"As far as housing is concerned, young Singaporeans are many times better off than their London or Hong Kong counterparts. This is the reality," he said.
By setting Build-To-Order (BTO) prices, the Government can control affordability in general, said experts. Given the rosy picture of the new flat market today, it seems that Mr Khaw's concerns remain with resale prices instead. Though HDB resale prices have fallen since their peak in 2013, there has been less progress there than on the BTO front.
Mr Khaw compared resale affordability last year with two previous troughs: 2005 and 2009.
From 2009 to last year, resale prices rose 37 per cent. Median household income rose a shade more, by 38 per cent - meaning that resale flats last year were slightly more affordable than in 2009.
But looking further back to 2005, "there is still a gap", he added. Resale prices have risen 87 per cent since then, while household incomes rose only 72 per cent.
Was Mr Khaw implying that he wanted affordability to reach 2005 levels before cooling measures could be relaxed?
Market watchers caution against jumping to that conclusion.
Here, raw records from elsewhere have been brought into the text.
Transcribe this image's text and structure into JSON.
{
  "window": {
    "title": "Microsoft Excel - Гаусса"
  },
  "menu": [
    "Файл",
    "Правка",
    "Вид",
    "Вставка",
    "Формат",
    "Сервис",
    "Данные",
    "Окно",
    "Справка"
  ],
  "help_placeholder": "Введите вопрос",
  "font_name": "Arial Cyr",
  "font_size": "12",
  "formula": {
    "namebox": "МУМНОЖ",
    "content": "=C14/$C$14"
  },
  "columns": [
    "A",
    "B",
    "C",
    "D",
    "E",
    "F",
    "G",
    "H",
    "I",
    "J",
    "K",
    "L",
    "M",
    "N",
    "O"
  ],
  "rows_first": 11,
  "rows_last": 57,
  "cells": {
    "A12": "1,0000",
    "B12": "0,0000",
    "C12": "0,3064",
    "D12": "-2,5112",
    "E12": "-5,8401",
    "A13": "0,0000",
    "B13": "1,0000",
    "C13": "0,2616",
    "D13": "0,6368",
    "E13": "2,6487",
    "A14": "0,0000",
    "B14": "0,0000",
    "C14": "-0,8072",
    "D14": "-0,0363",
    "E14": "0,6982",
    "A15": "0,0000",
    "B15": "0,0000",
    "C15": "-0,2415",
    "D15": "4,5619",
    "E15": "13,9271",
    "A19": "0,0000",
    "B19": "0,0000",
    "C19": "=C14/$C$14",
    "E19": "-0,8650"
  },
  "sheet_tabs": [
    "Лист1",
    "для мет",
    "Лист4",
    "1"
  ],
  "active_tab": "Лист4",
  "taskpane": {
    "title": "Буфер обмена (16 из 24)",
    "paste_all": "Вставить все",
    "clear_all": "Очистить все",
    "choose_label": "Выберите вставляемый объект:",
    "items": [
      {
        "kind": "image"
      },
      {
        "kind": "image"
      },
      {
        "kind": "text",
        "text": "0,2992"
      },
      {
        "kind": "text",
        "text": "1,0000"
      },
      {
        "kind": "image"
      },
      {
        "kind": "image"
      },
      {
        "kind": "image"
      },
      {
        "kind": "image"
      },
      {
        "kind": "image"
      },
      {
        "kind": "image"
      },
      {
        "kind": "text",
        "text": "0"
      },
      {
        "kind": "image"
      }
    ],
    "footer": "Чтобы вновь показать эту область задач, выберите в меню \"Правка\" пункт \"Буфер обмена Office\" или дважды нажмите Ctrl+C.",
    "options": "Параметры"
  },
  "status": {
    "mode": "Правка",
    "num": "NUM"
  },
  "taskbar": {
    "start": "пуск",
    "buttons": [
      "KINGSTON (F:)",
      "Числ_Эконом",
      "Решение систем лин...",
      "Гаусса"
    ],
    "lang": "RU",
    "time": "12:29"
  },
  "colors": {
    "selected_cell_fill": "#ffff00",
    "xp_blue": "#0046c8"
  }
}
Mr Khaw could have cited 2005 simply to show that there remains room for resale prices to fall, without meaning for it to be a target, they said.
In any case, the 2005 affordability levels are not that difficult to reach. Barring significant shocks, that level could well be in sight this year, said OrangeTee manager of research and consultancy Wong Xian Yang. To close the gap which Mr Khaw mentioned, resale prices would have to fall by only 7 to 9 per cent from their current level, he added.
That is because if price levels in 2005 are represented as 100, resale prices are now at 187 and incomes at 172, after their respective rises. To close the gap, resale prices would have to fall to 172 - which is 8 per cent down from 187. Household incomes and resale prices would then have risen by the same amount since 2005: 72 per cent. In other words, affordability today would be the same as it was in 2005.
Moreover, that is assuming zero income growth. If median household incomes rise, say, 3 per cent this year, then resale prices would have to fall by less than 8 per cent - well within experts' predictions that resale prices will fall by 5 to 8 per cent this year.
Resale flats thus seem on track to become as affordable as they were a decade ago.
Whether that should actually be the target is a different question.
R'ST Research director Ong Kah Seng argues that 2005 prices were "depressed", so the higher affordability then might not be representative. "A good benchmark will be flat prices at the moderate level, maybe 2009," he added.
But others do not see a problem, pointing out that Mr Khaw is not aiming to get actual prices down to 2005 levels.
Rather, the overarching aim is to make sure that home price growth does not outstrip income gains.
That seems a reasonable policy, akin to the Government's focus on ensuring that wages grow faster than inflation.
Said OrangeTee's Mr Wong: "Income growth should at least keep pace with resale price growth so that the affordability is always there."
Given that this goal may be achieved within a year, why is there still no sign of cooling measures being lifted?
That's because cooling measures aren't just about affordability, said experts. They are also aimed at curbing speculation in private property and ensuring financial prudence in buyers.
So looking at HDB affordability may not help in predicting when the cooling measures will be lifted.
"As the cooling measures are used to dampen price speculation in the private housing market, the price declines and drops in transaction volume in private markets will be a better signal," said Associate Professor Sing Tien Foo of the National University of Singapore real estate department.
The message on Tuesday was that housing affordability has improved. But that does not necessarily say anything about cooling measures. Market watchers will have to wait a little longer for that answer.